What causes the NameError to be raised is the fact that you've used a name that hasn't been specified in your code. When this exception is thrown, according to the Python manual:
Greet() in the following code accepts a person as a parameter. Persn, on the other hand, is the incorrect spelling of this parameter in the function itself:
Your missing name can be found in the NameError traceback error message. In the example above, a misspelled variable or parameter was passed into the function.
If you misspelled the parameter, you'll get a NameError:
In this situation, it may appear as if you've done nothing wrong at all. A clean traceback can be seen after the last line of code was executed. Look through your code to see where the person variable is used and defined if you find yourself in this circumstance. An error in the parameter name can be easily seen in this example.
How Do You Log a Traceback?
Making a decision after receiving a Python exception and associated traceback can be difficult. It's always a good idea to address your code first, however, in certain cases, the problem is caused by inaccurate or unexpected user input. There are instances when silence or hiding an exception by logging the traceback and doing anything else is more appropriate than providing for those situations in your code.

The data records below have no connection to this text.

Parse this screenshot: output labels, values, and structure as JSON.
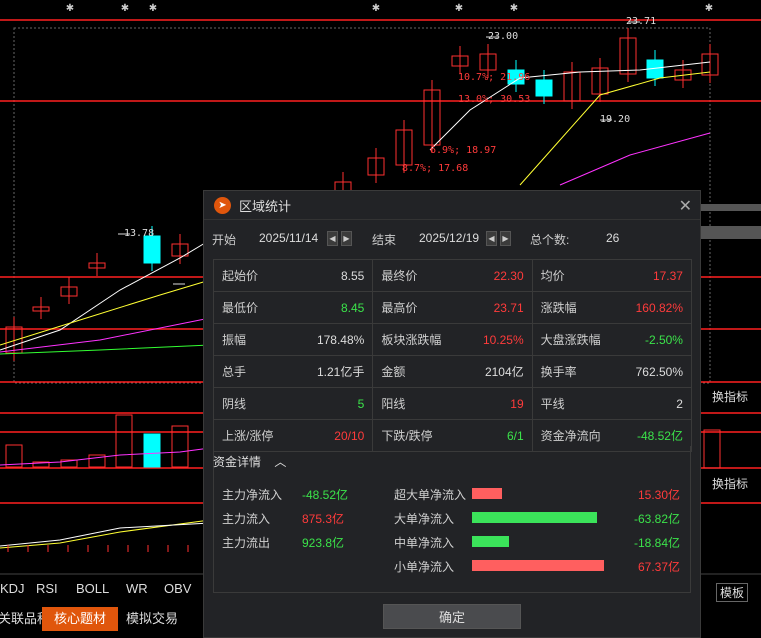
{
  "chart": {
    "price_labels": [
      "23.71",
      "23.00",
      "19.20",
      "13.78"
    ],
    "annotations": [
      "10.7%; 21.96",
      "13.0%; 30.53",
      "6.9%; 18.97",
      "8.7%; 17.68"
    ],
    "indicator_tabs": [
      "KDJ",
      "RSI",
      "BOLL",
      "WR",
      "OBV"
    ],
    "side_buttons": {
      "indicator1": "换指标",
      "indicator2": "换指标",
      "template": "模板"
    },
    "bottom_tabs": [
      "关联品种",
      "核心题材",
      "模拟交易"
    ],
    "colors": {
      "up": "#ff3030",
      "down": "#00ffff",
      "ma_white": "#ffffff",
      "ma_yellow": "#ffff33",
      "ma_magenta": "#ff33ff",
      "ma_green": "#33ff33"
    }
  },
  "dialog": {
    "title": "区域统计",
    "close_icon": "close-icon",
    "start_label": "开始",
    "start_date": "2025/11/14",
    "end_label": "结束",
    "end_date": "2025/12/19",
    "count_label": "总个数:",
    "count_value": "26",
    "stats": [
      [
        {
          "label": "起始价",
          "value": "8.55",
          "tone": "white"
        },
        {
          "label": "最终价",
          "value": "22.30",
          "tone": "red"
        },
        {
          "label": "均价",
          "value": "17.37",
          "tone": "red"
        }
      ],
      [
        {
          "label": "最低价",
          "value": "8.45",
          "tone": "green"
        },
        {
          "label": "最高价",
          "value": "23.71",
          "tone": "red"
        },
        {
          "label": "涨跌幅",
          "value": "160.82%",
          "tone": "red"
        }
      ],
      [
        {
          "label": "振幅",
          "value": "178.48%",
          "tone": "white"
        },
        {
          "label": "板块涨跌幅",
          "value": "10.25%",
          "tone": "red"
        },
        {
          "label": "大盘涨跌幅",
          "value": "-2.50%",
          "tone": "green"
        }
      ],
      [
        {
          "label": "总手",
          "value": "1.21亿手",
          "tone": "white"
        },
        {
          "label": "金额",
          "value": "2104亿",
          "tone": "white"
        },
        {
          "label": "换手率",
          "value": "762.50%",
          "tone": "white"
        }
      ],
      [
        {
          "label": "阴线",
          "value": "5",
          "tone": "green"
        },
        {
          "label": "阳线",
          "value": "19",
          "tone": "red"
        },
        {
          "label": "平线",
          "value": "2",
          "tone": "white"
        }
      ],
      [
        {
          "label": "上涨/涨停",
          "value": "20/10",
          "tone": "red"
        },
        {
          "label": "下跌/跌停",
          "value": "6/1",
          "tone": "green"
        },
        {
          "label": "资金净流向",
          "value": "-48.52亿",
          "tone": "green"
        }
      ]
    ],
    "fund_title": "资金详情",
    "fund_left": [
      {
        "label": "主力净流入",
        "value": "-48.52亿",
        "tone": "green"
      },
      {
        "label": "主力流入",
        "value": "875.3亿",
        "tone": "red"
      },
      {
        "label": "主力流出",
        "value": "923.8亿",
        "tone": "green"
      }
    ],
    "fund_right": [
      {
        "label": "超大单净流入",
        "value": "15.30亿",
        "tone": "red",
        "bar_fraction": 0.23,
        "bar_color": "#ff5f5f"
      },
      {
        "label": "大单净流入",
        "value": "-63.82亿",
        "tone": "green",
        "bar_fraction": 0.95,
        "bar_color": "#3be35a"
      },
      {
        "label": "中单净流入",
        "value": "-18.84亿",
        "tone": "green",
        "bar_fraction": 0.28,
        "bar_color": "#3be35a"
      },
      {
        "label": "小单净流入",
        "value": "67.37亿",
        "tone": "red",
        "bar_fraction": 1.0,
        "bar_color": "#ff5f5f"
      }
    ],
    "confirm_label": "确定"
  }
}
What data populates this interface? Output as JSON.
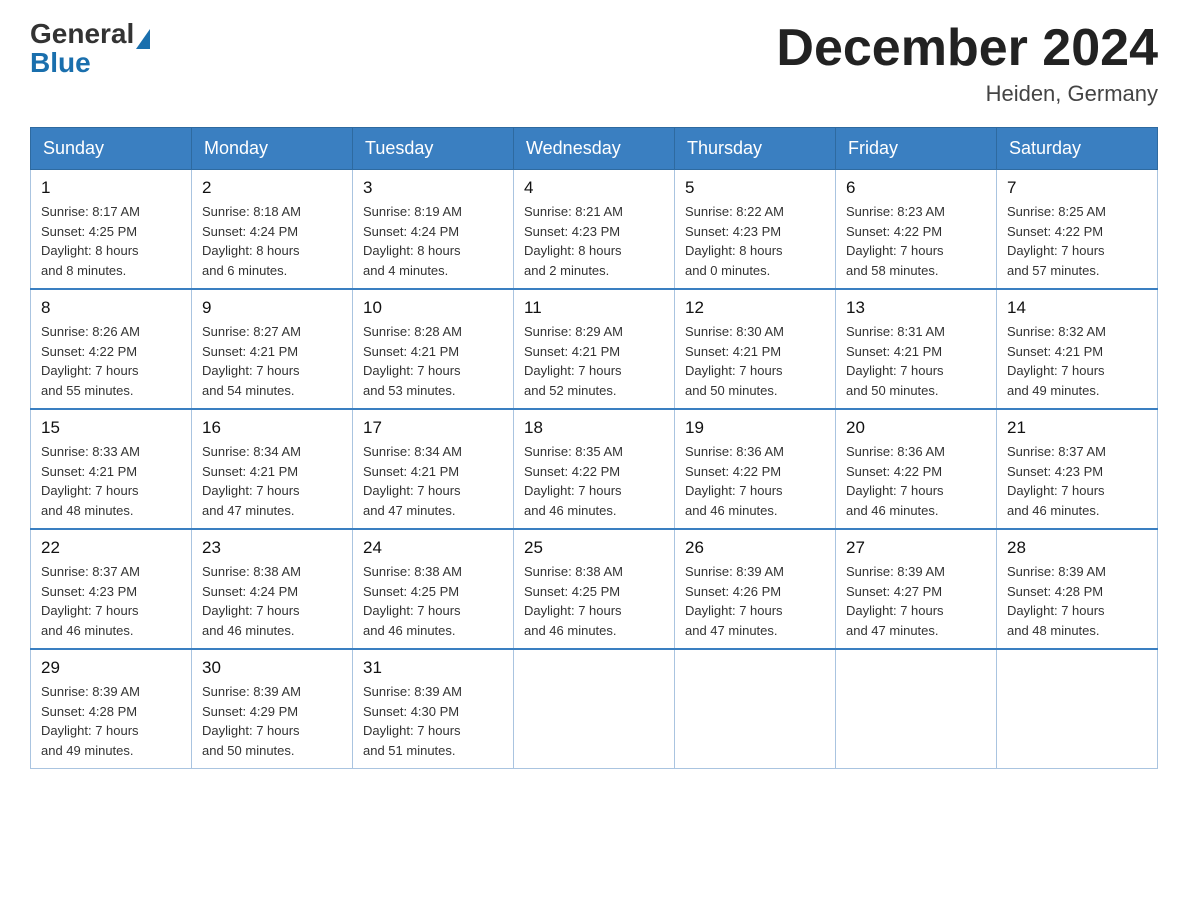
{
  "header": {
    "logo_general": "General",
    "logo_blue": "Blue",
    "month_title": "December 2024",
    "location": "Heiden, Germany"
  },
  "days_of_week": [
    "Sunday",
    "Monday",
    "Tuesday",
    "Wednesday",
    "Thursday",
    "Friday",
    "Saturday"
  ],
  "weeks": [
    [
      {
        "day": "1",
        "sunrise": "8:17 AM",
        "sunset": "4:25 PM",
        "daylight": "8 hours and 8 minutes."
      },
      {
        "day": "2",
        "sunrise": "8:18 AM",
        "sunset": "4:24 PM",
        "daylight": "8 hours and 6 minutes."
      },
      {
        "day": "3",
        "sunrise": "8:19 AM",
        "sunset": "4:24 PM",
        "daylight": "8 hours and 4 minutes."
      },
      {
        "day": "4",
        "sunrise": "8:21 AM",
        "sunset": "4:23 PM",
        "daylight": "8 hours and 2 minutes."
      },
      {
        "day": "5",
        "sunrise": "8:22 AM",
        "sunset": "4:23 PM",
        "daylight": "8 hours and 0 minutes."
      },
      {
        "day": "6",
        "sunrise": "8:23 AM",
        "sunset": "4:22 PM",
        "daylight": "7 hours and 58 minutes."
      },
      {
        "day": "7",
        "sunrise": "8:25 AM",
        "sunset": "4:22 PM",
        "daylight": "7 hours and 57 minutes."
      }
    ],
    [
      {
        "day": "8",
        "sunrise": "8:26 AM",
        "sunset": "4:22 PM",
        "daylight": "7 hours and 55 minutes."
      },
      {
        "day": "9",
        "sunrise": "8:27 AM",
        "sunset": "4:21 PM",
        "daylight": "7 hours and 54 minutes."
      },
      {
        "day": "10",
        "sunrise": "8:28 AM",
        "sunset": "4:21 PM",
        "daylight": "7 hours and 53 minutes."
      },
      {
        "day": "11",
        "sunrise": "8:29 AM",
        "sunset": "4:21 PM",
        "daylight": "7 hours and 52 minutes."
      },
      {
        "day": "12",
        "sunrise": "8:30 AM",
        "sunset": "4:21 PM",
        "daylight": "7 hours and 50 minutes."
      },
      {
        "day": "13",
        "sunrise": "8:31 AM",
        "sunset": "4:21 PM",
        "daylight": "7 hours and 50 minutes."
      },
      {
        "day": "14",
        "sunrise": "8:32 AM",
        "sunset": "4:21 PM",
        "daylight": "7 hours and 49 minutes."
      }
    ],
    [
      {
        "day": "15",
        "sunrise": "8:33 AM",
        "sunset": "4:21 PM",
        "daylight": "7 hours and 48 minutes."
      },
      {
        "day": "16",
        "sunrise": "8:34 AM",
        "sunset": "4:21 PM",
        "daylight": "7 hours and 47 minutes."
      },
      {
        "day": "17",
        "sunrise": "8:34 AM",
        "sunset": "4:21 PM",
        "daylight": "7 hours and 47 minutes."
      },
      {
        "day": "18",
        "sunrise": "8:35 AM",
        "sunset": "4:22 PM",
        "daylight": "7 hours and 46 minutes."
      },
      {
        "day": "19",
        "sunrise": "8:36 AM",
        "sunset": "4:22 PM",
        "daylight": "7 hours and 46 minutes."
      },
      {
        "day": "20",
        "sunrise": "8:36 AM",
        "sunset": "4:22 PM",
        "daylight": "7 hours and 46 minutes."
      },
      {
        "day": "21",
        "sunrise": "8:37 AM",
        "sunset": "4:23 PM",
        "daylight": "7 hours and 46 minutes."
      }
    ],
    [
      {
        "day": "22",
        "sunrise": "8:37 AM",
        "sunset": "4:23 PM",
        "daylight": "7 hours and 46 minutes."
      },
      {
        "day": "23",
        "sunrise": "8:38 AM",
        "sunset": "4:24 PM",
        "daylight": "7 hours and 46 minutes."
      },
      {
        "day": "24",
        "sunrise": "8:38 AM",
        "sunset": "4:25 PM",
        "daylight": "7 hours and 46 minutes."
      },
      {
        "day": "25",
        "sunrise": "8:38 AM",
        "sunset": "4:25 PM",
        "daylight": "7 hours and 46 minutes."
      },
      {
        "day": "26",
        "sunrise": "8:39 AM",
        "sunset": "4:26 PM",
        "daylight": "7 hours and 47 minutes."
      },
      {
        "day": "27",
        "sunrise": "8:39 AM",
        "sunset": "4:27 PM",
        "daylight": "7 hours and 47 minutes."
      },
      {
        "day": "28",
        "sunrise": "8:39 AM",
        "sunset": "4:28 PM",
        "daylight": "7 hours and 48 minutes."
      }
    ],
    [
      {
        "day": "29",
        "sunrise": "8:39 AM",
        "sunset": "4:28 PM",
        "daylight": "7 hours and 49 minutes."
      },
      {
        "day": "30",
        "sunrise": "8:39 AM",
        "sunset": "4:29 PM",
        "daylight": "7 hours and 50 minutes."
      },
      {
        "day": "31",
        "sunrise": "8:39 AM",
        "sunset": "4:30 PM",
        "daylight": "7 hours and 51 minutes."
      },
      null,
      null,
      null,
      null
    ]
  ],
  "labels": {
    "sunrise": "Sunrise:",
    "sunset": "Sunset:",
    "daylight": "Daylight:"
  }
}
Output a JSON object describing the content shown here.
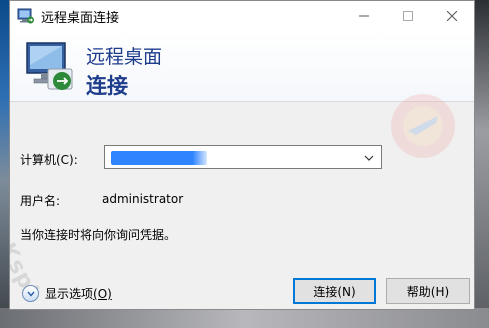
{
  "window": {
    "title": "远程桌面连接"
  },
  "header": {
    "title_line1": "远程桌面",
    "title_line2": "连接"
  },
  "form": {
    "computer_label": "计算机(C):",
    "computer_value": "",
    "username_label": "用户名:",
    "username_value": "administrator",
    "credentials_note": "当你连接时将向你询问凭据。"
  },
  "footer": {
    "show_options_label": "显示选项",
    "show_options_hotkey": "(O)",
    "connect_button": "连接(N)",
    "help_button": "帮助(H)"
  },
  "icons": {
    "app": "remote-desktop-icon",
    "minimize": "minimize-icon",
    "maximize": "maximize-icon",
    "close": "close-icon",
    "dropdown": "chevron-down-icon",
    "options": "expand-down-icon"
  },
  "colors": {
    "header_title": "#1e3c8c",
    "accent": "#0078d7",
    "redaction": "#2f84ff"
  }
}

The following code needs to suppress some Python tracebacks in the real world. The requests library is used in this example.
This code works perfectly. A command-line argument is required to launch this script, which will call the URL and print its HTTP status code and response content. Even if the answer contained an HTTP error status, it still works:
Your script may be unable to obtain a URL because it does not exist or the host server is unavailable. Uncaught ConnectionError exceptions and tracebacks will now be raised and printed in those circumstances.
Many other exceptions may be raised before the ConnectionError is raised by the requests themselves in the Python traceback. Line 5 of urlcaller.py is where the trouble began, as you can see in the final exceptions traceback.
For example, if you put the offending line in a try and except block, you can catch the proper error and continue to work:
Instead of using a try/except block, the above code uses an else clause. To learn more about this feature of Python, see the section on else clauses in Python Exceptions: Introductory remark
You'll now see a -1 for the status code and the text "Connection Error:" written when the script is run with a URL that raises a ConnectionError.
This is fantastic. But in most real-world systems, you want to log the traceback rather than just mute the exception and its traceback. Tracebacks, help you figure out what's going wrong with your programs. It is possible to log the traceback in the script by importing the logging package, creating an exception, and calling.exception() on the logger in the except portion of the try and except block. In the end, your script should look like this:
Using Python traceback is a wonderful way to find out what is wrong with your code. These tracebacks may appear frightening at first, but if you understand what they're trying to tell you, they can be really useful. You may get the most out of tracebacks if you go through a few of them line by line. When you execute your program and get a Python traceback, you have an opportunity to make improvements to your code. Python does its best to assist you in this way.
Knowing how to decipher a Python traceback opens the door to learning about other diagnostic tools and approaches that can help you figure out what's wrong with your code. Tracebacks can be seen and worked with using Python's built-in traceback module. When you want to gain more from the traceback output, the traceback module can be useful. It's also a good idea to brush up on your Python debugging skills. In light of this, we'll take a look at dictionaries in Python in the next tutorial.